The guides at Sand Rivers are the stars of the show. Their detailed understanding of the environment in which they work goes way beyond simply pointing their clients at the big, obvious game and sitting back satisfied. While driving around, they discuss animatedly between themselves the exact genetic mutation of an acacia ant or the precise markings of a marsh warbler, and their enthusiasm is infectious – soon you too begin to realise that a true study of any wild place must include not just large mammals but grasses, barks, micro-organisms and insects. This level of detail is what makes Sand Rivers so popular with repeat safari visitors – people who have ‘done’ the better-known parks, ticked off all the required species, and now want a more thoughtful, in-depth look at the never-ending interaction of life forms that makes an ecosystem like this tick.
After a walk, evening fly camps are another speciality – the orange flare of hurricane lamps and a burgeoning fire in the descending blue twilight, and a neat row of mosquito net squares set against the rolling hills and pink, lowering clouds.
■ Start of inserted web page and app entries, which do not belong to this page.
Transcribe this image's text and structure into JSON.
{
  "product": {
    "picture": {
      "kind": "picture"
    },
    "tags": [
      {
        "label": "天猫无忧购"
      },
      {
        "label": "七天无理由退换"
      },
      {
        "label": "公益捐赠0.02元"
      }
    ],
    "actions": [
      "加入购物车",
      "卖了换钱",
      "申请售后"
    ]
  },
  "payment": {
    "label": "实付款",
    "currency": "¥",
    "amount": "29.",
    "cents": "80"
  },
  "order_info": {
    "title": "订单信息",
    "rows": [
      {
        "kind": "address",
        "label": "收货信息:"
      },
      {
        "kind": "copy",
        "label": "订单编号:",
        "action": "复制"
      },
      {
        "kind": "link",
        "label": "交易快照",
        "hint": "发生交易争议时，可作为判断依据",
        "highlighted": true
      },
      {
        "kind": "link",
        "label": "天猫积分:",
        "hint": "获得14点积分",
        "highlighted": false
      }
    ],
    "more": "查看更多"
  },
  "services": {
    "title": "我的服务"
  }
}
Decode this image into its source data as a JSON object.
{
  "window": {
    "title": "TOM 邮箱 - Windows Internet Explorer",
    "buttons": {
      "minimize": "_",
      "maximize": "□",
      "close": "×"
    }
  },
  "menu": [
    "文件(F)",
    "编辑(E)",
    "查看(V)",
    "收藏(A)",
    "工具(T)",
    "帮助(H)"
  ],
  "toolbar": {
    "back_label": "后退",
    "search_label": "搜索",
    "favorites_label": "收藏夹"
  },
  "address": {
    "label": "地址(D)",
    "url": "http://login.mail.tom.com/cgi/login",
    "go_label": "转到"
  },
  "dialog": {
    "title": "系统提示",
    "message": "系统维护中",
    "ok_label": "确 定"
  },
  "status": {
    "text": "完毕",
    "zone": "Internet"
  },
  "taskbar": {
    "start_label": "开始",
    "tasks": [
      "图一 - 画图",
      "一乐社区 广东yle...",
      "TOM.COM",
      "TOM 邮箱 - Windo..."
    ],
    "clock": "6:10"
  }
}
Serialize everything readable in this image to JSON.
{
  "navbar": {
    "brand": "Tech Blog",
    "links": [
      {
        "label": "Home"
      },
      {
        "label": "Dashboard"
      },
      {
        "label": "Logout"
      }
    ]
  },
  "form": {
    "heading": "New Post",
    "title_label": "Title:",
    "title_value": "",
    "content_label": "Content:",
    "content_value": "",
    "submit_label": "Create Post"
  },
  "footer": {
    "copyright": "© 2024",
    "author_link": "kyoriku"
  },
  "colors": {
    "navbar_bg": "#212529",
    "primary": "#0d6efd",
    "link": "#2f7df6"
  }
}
A little mirror hangs with a green towel next to your folding canvas washstand, and the shower is a khaki bag bulging with cool water slung over a low hanging tree branch, the Imperial Leather soap wedged conveniently into a hippo skull. A thousand miles of wilderness retreat from beyond the neat little loo seat set at the river’s edge.
But if all of this seems like rather an effort, you could always just prop yourself up on your private veranda for the day instead, with a bird book, a cold drink and your binoculars, and let the river present itself to you in panoramic Technicolor just beyond your toes, as the swifts dart in and out over your head. The Sand Rivers team are young and obliging; just let them know if you fancy a candlelit dinner for two on a sandbank, or a day marooned on an island with a cool box and a radio, and they’ll arrange it without a blink.
Finally, however you’ve chosen to spend your day in the Selous, you’re likely to feel very much as Peter Matthiessen described himself at the end of his trek in Sand Rivers:
‘Gazing out across the sweep of sunset water to the green plain of Africa beyond, I feel tired, warm and easy, and awash with content…’
Twenty-two years later, in the pink flare of your own sunset, you can sink up to your neck in Sand Rivers’ swimming pool, gaze at a hippo doing precisely the same in the river opposite, and reflect gratefully that Matthiessen’s gloomily predicted ‘Last Safari’ turned out to be nothing of the sort.